═══ Supplied records ═══

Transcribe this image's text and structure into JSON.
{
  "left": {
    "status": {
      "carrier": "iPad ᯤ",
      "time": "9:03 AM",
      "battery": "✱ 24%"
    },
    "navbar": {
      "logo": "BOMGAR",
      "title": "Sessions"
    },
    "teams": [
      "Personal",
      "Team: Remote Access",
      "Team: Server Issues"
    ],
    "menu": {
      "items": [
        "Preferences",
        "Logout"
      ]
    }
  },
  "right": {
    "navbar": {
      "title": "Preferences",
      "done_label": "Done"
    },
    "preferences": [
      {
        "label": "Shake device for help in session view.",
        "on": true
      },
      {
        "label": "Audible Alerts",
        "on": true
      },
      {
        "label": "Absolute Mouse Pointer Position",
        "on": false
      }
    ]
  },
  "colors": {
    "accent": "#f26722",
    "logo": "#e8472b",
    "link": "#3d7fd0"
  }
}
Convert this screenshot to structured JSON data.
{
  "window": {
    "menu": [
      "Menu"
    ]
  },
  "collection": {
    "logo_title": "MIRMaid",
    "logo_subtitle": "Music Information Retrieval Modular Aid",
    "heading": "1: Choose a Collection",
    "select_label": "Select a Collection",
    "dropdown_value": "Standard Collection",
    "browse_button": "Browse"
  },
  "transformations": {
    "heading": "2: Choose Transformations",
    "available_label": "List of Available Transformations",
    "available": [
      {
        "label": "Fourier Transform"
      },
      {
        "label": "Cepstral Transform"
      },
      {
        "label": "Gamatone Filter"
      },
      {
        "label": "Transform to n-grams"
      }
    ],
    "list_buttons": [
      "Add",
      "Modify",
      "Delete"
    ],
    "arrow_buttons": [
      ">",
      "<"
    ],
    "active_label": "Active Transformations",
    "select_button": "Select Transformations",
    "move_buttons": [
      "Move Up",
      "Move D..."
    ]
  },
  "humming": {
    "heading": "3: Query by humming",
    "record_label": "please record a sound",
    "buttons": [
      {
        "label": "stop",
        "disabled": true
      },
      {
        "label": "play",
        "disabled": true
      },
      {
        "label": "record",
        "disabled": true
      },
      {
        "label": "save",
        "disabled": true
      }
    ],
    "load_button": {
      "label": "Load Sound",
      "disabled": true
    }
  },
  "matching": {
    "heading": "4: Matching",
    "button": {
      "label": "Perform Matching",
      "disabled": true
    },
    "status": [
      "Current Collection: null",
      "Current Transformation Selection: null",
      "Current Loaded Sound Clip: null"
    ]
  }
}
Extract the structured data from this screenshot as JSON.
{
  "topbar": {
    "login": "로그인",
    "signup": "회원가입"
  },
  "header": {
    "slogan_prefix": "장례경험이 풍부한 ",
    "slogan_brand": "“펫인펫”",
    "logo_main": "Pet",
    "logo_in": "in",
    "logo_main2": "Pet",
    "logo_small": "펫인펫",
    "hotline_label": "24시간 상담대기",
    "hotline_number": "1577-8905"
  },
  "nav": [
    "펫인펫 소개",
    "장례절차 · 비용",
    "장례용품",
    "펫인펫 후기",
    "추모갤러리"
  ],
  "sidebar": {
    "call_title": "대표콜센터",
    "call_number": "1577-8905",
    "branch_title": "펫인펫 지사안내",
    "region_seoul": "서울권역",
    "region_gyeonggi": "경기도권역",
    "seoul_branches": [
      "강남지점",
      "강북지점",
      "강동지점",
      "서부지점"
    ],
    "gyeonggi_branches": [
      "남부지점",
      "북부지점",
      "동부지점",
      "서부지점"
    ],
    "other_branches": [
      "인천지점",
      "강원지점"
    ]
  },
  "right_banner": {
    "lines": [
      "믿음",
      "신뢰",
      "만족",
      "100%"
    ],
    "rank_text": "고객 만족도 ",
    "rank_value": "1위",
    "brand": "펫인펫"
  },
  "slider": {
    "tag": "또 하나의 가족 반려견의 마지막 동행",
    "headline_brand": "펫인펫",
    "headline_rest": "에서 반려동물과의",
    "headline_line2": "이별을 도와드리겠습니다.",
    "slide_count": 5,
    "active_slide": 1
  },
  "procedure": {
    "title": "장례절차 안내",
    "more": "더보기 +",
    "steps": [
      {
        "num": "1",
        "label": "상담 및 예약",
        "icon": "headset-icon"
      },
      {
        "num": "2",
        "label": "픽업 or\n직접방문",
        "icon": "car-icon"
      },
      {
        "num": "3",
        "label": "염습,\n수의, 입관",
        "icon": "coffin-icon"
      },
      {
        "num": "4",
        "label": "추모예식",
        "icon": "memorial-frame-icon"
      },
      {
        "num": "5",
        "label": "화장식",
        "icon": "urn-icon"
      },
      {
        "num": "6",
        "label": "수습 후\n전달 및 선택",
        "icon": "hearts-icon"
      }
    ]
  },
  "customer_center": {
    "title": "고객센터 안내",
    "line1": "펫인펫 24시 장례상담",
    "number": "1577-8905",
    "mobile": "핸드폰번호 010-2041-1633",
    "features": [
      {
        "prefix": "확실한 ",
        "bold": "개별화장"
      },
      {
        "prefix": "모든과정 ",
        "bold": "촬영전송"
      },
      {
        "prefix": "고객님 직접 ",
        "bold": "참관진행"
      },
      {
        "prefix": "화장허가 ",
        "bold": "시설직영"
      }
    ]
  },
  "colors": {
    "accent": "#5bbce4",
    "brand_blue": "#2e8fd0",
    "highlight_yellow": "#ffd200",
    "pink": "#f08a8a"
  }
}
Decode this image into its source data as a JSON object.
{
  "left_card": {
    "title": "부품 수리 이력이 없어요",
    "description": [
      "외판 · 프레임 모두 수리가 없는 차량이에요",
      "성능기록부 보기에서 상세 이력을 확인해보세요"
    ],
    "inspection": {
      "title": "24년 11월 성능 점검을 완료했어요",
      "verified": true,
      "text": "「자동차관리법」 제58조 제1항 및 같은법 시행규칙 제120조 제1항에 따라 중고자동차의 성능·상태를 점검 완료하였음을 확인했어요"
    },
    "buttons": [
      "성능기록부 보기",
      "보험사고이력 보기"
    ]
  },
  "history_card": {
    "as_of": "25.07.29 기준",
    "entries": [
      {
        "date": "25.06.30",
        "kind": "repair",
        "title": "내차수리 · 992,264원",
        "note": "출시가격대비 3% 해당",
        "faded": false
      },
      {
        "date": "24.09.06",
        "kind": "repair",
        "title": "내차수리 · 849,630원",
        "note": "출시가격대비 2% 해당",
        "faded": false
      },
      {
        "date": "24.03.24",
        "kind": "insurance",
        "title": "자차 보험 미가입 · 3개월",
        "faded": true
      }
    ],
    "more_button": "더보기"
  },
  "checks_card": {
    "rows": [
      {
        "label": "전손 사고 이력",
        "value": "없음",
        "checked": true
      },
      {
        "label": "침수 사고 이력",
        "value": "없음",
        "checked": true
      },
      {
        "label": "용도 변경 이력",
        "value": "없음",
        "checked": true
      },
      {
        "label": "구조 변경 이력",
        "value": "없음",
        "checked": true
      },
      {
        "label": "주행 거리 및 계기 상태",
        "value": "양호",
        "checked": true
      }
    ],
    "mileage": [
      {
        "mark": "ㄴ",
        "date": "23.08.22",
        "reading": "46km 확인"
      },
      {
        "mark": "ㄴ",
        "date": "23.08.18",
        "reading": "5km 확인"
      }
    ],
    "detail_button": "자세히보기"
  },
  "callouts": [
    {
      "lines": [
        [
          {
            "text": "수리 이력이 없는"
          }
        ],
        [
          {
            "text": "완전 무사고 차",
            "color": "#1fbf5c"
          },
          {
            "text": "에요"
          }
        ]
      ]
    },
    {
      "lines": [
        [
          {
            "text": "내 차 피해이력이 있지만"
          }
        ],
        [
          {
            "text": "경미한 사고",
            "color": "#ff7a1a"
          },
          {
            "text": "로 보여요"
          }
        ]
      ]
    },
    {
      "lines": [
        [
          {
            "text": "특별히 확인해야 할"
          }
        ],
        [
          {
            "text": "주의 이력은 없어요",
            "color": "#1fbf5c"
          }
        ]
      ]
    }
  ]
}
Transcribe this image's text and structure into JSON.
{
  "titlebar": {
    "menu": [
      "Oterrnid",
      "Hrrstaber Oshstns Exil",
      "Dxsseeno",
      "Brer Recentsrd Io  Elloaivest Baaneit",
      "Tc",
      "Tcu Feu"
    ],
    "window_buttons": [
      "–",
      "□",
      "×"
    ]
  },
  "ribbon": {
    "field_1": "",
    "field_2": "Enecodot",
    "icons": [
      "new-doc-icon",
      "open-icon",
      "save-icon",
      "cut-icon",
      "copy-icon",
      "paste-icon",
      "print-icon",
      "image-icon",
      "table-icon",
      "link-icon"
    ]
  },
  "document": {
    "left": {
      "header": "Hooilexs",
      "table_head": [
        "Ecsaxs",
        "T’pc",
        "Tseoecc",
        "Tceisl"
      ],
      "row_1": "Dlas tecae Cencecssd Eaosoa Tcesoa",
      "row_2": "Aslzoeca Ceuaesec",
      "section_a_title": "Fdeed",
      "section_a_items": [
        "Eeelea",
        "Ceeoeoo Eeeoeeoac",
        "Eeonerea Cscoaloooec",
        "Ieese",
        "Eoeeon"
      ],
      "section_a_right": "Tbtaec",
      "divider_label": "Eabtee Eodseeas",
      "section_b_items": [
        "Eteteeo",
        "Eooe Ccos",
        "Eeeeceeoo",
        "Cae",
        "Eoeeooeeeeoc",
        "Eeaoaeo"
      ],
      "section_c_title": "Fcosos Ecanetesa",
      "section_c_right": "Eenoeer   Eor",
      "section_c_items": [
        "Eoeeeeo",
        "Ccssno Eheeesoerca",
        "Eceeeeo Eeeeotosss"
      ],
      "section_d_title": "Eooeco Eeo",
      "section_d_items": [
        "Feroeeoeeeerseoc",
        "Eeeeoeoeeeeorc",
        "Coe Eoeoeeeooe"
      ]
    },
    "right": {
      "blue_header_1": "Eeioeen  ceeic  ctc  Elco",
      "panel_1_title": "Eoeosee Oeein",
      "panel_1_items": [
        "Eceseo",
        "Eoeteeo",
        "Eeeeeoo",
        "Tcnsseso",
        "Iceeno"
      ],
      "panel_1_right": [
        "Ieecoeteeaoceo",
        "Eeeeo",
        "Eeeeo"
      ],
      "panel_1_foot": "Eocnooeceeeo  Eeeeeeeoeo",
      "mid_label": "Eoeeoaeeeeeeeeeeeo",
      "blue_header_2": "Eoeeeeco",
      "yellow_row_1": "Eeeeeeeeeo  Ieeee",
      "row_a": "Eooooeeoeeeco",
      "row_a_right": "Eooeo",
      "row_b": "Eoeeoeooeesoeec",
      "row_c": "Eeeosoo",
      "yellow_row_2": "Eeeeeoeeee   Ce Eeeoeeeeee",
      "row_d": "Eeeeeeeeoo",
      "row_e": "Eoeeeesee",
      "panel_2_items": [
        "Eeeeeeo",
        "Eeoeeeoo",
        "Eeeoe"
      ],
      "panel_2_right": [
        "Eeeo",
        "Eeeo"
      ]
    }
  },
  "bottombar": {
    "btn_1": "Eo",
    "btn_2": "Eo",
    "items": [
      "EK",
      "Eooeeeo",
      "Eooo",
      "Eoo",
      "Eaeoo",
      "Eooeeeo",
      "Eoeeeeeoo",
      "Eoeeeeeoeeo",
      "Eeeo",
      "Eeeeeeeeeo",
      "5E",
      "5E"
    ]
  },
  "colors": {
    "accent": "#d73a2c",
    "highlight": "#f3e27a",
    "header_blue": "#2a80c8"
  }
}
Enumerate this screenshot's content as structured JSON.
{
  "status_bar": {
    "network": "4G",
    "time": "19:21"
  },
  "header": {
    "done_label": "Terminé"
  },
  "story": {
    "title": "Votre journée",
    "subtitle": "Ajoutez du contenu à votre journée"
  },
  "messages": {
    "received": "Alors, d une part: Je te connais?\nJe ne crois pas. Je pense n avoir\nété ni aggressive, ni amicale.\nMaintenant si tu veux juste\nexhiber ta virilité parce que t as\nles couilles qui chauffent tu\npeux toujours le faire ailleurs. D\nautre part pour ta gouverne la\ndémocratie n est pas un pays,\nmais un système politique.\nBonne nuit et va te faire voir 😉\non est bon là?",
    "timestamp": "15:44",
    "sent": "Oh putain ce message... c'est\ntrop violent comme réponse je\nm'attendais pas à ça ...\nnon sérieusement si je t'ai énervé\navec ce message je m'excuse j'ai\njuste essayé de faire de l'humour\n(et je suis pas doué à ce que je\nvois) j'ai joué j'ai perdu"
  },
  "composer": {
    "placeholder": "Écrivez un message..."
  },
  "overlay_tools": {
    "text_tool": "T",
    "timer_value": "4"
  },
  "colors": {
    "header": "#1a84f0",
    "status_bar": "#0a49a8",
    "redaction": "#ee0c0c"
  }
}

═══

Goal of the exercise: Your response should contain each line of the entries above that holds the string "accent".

Solution:
    "accent": "#f26722",
    "accent": "#5bbce4",
    "accent": "#d73a2c",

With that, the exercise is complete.